I'd like the entries reproduced exactly, with all pictures omitted.

◇ ◇ ◇ ◇ ◇ ◇ ◇

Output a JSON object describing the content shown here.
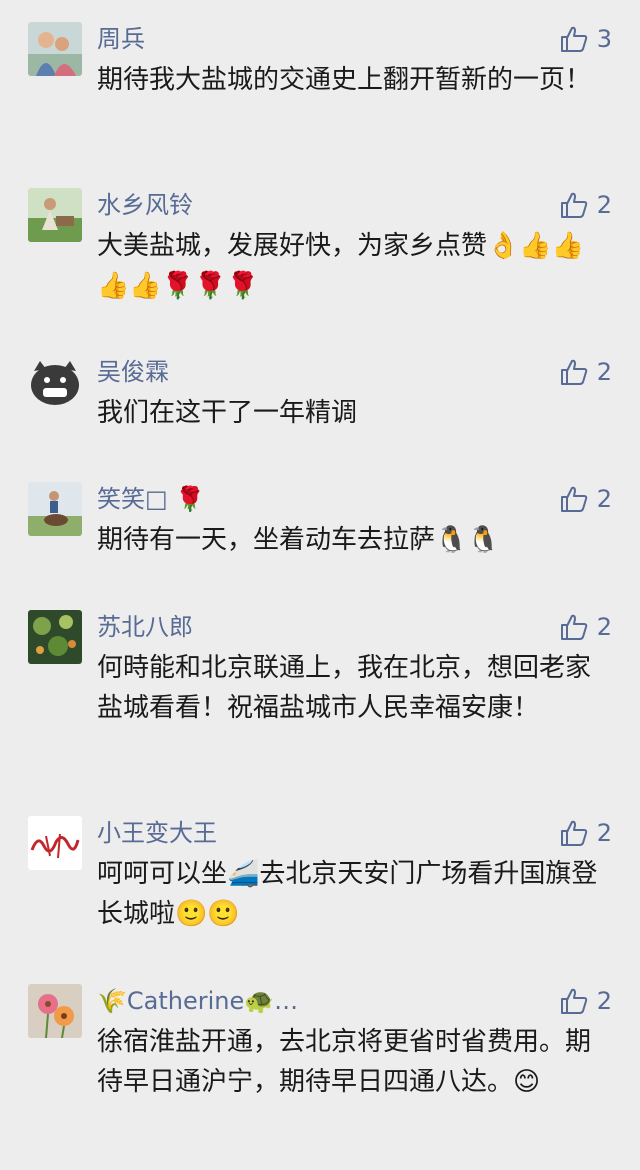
{
  "comments": [
    {
      "name": "周兵",
      "text": "期待我大盐城的交通史上翻开暂新的一页！",
      "likes": "3",
      "avatar": "avatar-photo-family"
    },
    {
      "name": "水乡风铃",
      "text": "大美盐城，发展好快，为家乡点赞👌👍👍👍👍🌹🌹🌹",
      "likes": "2",
      "avatar": "avatar-photo-field"
    },
    {
      "name": "吴俊霖",
      "text": "我们在这干了一年精调",
      "likes": "2",
      "avatar": "avatar-cartoon-pig"
    },
    {
      "name": "笑笑□ 🌹",
      "text": "期待有一天，坐着动车去拉萨🐧🐧",
      "likes": "2",
      "avatar": "avatar-photo-rider"
    },
    {
      "name": "苏北八郎",
      "text": "何時能和北京联通上，我在北京，想回老家盐城看看！祝福盐城市人民幸福安康！",
      "likes": "2",
      "avatar": "avatar-photo-flowers"
    },
    {
      "name": "小王变大王",
      "text": "呵呵可以坐🚄去北京天安门广场看升国旗登长城啦🙂🙂",
      "likes": "2",
      "avatar": "avatar-red-signature"
    },
    {
      "name": "🌾Catherine🐢…",
      "text": "徐宿淮盐开通，去北京将更省时省费用。期待早日通沪宁，期待早日四通八达。😊",
      "likes": "2",
      "avatar": "avatar-photo-gerbera"
    }
  ],
  "colors": {
    "background": "#ededed",
    "name": "#576b95",
    "text": "#1a1a1a",
    "like_icon": "#576b95"
  },
  "icons": {
    "like": "thumbs-up-outline-icon"
  }
}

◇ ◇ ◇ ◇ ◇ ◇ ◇

— Completed exercise —
Output a JSON object describing the content shown here.
{
  "comments": [
    {
      "name": "周兵",
      "text": "期待我大盐城的交通史上翻开暂新的一页！",
      "likes": "3",
      "avatar": "avatar-photo-family"
    },
    {
      "name": "水乡风铃",
      "text": "大美盐城，发展好快，为家乡点赞👌👍👍👍👍🌹🌹🌹",
      "likes": "2",
      "avatar": "avatar-photo-field"
    },
    {
      "name": "吴俊霖",
      "text": "我们在这干了一年精调",
      "likes": "2",
      "avatar": "avatar-cartoon-pig"
    },
    {
      "name": "笑笑□ 🌹",
      "text": "期待有一天，坐着动车去拉萨🐧🐧",
      "likes": "2",
      "avatar": "avatar-photo-rider"
    },
    {
      "name": "苏北八郎",
      "text": "何時能和北京联通上，我在北京，想回老家盐城看看！祝福盐城市人民幸福安康！",
      "likes": "2",
      "avatar": "avatar-photo-flowers"
    },
    {
      "name": "小王变大王",
      "text": "呵呵可以坐🚄去北京天安门广场看升国旗登长城啦🙂🙂",
      "likes": "2",
      "avatar": "avatar-red-signature"
    },
    {
      "name": "🌾Catherine🐢…",
      "text": "徐宿淮盐开通，去北京将更省时省费用。期待早日通沪宁，期待早日四通八达。😊",
      "likes": "2",
      "avatar": "avatar-photo-gerbera"
    }
  ],
  "colors": {
    "background": "#ededed",
    "name": "#576b95",
    "text": "#1a1a1a",
    "like_icon": "#576b95"
  },
  "icons": {
    "like": "thumbs-up-outline-icon"
  }
}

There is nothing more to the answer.